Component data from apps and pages
○ ○ ○

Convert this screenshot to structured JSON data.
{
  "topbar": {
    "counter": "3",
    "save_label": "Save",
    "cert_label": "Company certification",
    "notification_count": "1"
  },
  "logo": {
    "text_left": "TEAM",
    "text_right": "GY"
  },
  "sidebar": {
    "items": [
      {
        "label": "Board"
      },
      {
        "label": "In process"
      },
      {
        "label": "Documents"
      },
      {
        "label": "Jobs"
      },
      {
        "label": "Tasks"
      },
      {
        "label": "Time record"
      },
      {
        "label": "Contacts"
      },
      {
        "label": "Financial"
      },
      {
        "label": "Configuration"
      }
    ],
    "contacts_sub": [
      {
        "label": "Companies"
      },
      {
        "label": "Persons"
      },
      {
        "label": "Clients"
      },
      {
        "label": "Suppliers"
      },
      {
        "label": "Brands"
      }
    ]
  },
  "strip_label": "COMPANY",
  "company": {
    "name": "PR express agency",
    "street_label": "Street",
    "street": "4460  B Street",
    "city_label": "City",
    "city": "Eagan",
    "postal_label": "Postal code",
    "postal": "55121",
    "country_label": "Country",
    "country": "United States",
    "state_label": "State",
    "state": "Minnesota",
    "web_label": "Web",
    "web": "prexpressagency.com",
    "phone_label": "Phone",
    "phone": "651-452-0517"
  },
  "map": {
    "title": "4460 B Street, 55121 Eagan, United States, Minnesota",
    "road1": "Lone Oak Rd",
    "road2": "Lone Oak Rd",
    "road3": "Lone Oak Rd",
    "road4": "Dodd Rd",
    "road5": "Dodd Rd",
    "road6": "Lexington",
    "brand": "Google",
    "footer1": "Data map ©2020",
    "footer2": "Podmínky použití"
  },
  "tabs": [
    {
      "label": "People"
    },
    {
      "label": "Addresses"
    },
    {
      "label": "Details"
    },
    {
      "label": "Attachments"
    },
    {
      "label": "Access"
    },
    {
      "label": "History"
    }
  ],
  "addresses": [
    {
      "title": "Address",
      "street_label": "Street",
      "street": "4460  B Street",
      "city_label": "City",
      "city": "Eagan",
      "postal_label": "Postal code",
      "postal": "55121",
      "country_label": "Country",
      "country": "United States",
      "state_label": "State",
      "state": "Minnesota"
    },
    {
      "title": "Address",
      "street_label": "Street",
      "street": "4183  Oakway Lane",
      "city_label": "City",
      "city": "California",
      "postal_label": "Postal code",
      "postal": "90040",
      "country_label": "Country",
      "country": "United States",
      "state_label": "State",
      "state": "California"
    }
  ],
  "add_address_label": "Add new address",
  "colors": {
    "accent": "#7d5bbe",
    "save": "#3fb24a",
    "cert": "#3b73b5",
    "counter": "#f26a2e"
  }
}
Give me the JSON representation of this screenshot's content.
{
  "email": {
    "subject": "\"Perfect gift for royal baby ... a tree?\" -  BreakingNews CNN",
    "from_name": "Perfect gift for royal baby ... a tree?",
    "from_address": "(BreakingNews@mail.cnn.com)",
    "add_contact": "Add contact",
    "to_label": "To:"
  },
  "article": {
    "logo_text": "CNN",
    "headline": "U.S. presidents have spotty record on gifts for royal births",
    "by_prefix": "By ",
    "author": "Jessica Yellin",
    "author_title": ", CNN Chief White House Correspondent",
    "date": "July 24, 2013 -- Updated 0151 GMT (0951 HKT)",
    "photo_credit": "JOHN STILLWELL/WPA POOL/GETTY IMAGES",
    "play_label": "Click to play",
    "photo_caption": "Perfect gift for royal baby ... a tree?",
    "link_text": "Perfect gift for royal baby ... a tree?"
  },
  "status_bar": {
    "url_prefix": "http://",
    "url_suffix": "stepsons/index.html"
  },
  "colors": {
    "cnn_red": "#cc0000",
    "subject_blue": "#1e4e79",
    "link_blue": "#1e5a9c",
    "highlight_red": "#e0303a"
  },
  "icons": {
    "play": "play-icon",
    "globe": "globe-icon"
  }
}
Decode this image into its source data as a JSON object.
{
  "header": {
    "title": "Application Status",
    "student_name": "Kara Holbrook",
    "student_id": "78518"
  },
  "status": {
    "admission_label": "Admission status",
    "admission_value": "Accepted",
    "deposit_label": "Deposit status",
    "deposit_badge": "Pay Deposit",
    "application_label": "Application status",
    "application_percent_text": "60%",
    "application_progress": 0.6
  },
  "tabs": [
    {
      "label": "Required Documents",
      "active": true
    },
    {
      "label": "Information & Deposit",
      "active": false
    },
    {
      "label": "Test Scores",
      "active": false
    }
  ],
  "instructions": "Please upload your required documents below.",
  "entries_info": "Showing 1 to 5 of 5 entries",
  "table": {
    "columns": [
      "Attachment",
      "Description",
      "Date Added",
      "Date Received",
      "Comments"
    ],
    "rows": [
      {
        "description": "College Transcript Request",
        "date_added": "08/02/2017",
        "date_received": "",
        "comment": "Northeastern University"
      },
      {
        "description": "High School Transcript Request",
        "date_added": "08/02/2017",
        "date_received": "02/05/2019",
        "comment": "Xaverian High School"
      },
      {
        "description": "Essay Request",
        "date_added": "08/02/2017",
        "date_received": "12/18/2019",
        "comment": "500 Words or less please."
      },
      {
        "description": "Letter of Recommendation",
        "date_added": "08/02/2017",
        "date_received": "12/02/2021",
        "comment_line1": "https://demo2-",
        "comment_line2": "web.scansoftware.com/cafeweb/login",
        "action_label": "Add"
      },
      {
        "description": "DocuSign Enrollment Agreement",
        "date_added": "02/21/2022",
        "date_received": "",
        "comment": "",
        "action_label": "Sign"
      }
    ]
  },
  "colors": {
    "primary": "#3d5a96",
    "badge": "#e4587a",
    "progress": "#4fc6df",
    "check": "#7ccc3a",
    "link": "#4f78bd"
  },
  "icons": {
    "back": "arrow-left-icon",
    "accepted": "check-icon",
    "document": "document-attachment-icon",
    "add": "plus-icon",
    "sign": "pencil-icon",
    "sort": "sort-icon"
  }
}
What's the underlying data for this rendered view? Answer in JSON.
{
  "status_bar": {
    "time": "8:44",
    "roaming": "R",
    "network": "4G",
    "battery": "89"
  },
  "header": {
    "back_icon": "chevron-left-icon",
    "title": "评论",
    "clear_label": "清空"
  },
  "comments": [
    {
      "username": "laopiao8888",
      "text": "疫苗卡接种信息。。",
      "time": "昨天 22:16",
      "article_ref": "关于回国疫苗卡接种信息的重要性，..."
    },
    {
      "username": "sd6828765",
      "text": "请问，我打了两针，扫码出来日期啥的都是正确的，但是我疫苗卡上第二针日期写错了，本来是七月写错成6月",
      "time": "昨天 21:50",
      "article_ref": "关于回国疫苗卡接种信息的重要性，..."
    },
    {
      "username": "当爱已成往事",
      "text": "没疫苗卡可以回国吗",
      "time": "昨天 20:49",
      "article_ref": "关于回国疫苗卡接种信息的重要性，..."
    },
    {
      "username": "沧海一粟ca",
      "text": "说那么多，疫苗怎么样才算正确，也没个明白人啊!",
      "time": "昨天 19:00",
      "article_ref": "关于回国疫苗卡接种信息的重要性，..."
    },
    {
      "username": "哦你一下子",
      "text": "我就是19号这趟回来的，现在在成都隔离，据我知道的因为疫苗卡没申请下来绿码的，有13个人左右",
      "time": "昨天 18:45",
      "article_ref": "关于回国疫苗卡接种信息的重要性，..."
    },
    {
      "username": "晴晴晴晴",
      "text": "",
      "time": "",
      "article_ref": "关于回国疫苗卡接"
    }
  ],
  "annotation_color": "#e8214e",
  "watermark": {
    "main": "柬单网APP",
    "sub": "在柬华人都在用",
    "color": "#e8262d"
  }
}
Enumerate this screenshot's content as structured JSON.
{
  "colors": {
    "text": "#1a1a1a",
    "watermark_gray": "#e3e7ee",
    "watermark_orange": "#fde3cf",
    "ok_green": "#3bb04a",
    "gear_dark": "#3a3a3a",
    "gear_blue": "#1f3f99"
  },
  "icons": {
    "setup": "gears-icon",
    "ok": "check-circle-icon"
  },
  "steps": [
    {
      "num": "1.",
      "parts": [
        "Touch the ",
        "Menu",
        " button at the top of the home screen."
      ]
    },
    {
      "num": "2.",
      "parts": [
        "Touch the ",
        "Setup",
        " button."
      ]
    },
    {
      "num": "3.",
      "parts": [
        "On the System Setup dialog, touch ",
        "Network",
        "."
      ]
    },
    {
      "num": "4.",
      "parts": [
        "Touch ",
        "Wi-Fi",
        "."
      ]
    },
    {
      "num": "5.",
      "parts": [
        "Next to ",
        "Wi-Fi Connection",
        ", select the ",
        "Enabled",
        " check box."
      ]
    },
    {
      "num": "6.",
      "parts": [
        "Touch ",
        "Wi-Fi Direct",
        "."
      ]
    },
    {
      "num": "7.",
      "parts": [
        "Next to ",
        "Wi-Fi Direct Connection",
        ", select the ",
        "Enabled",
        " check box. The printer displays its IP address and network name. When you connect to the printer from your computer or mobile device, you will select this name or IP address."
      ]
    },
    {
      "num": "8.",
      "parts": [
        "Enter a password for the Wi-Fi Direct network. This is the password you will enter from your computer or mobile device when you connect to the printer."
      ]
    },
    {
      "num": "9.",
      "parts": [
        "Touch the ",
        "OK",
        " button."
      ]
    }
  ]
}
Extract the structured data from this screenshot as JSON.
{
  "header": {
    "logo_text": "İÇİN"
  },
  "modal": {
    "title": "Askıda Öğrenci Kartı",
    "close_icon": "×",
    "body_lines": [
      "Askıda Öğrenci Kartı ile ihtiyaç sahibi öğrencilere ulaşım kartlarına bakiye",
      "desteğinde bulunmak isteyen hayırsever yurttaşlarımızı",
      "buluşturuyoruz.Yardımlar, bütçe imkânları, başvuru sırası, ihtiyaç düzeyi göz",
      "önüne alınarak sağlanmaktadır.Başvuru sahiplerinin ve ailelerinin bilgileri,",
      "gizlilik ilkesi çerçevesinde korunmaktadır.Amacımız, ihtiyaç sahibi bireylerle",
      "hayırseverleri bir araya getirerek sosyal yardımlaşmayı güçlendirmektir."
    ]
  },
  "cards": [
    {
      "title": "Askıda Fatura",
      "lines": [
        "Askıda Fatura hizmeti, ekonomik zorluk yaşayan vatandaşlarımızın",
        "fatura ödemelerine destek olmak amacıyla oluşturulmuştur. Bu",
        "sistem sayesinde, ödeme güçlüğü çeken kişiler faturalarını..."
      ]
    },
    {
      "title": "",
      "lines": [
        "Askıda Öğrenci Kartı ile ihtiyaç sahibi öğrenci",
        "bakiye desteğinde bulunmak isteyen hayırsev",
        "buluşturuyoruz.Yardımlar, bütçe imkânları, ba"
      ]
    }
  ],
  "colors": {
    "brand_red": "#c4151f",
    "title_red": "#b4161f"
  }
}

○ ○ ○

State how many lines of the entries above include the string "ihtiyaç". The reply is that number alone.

4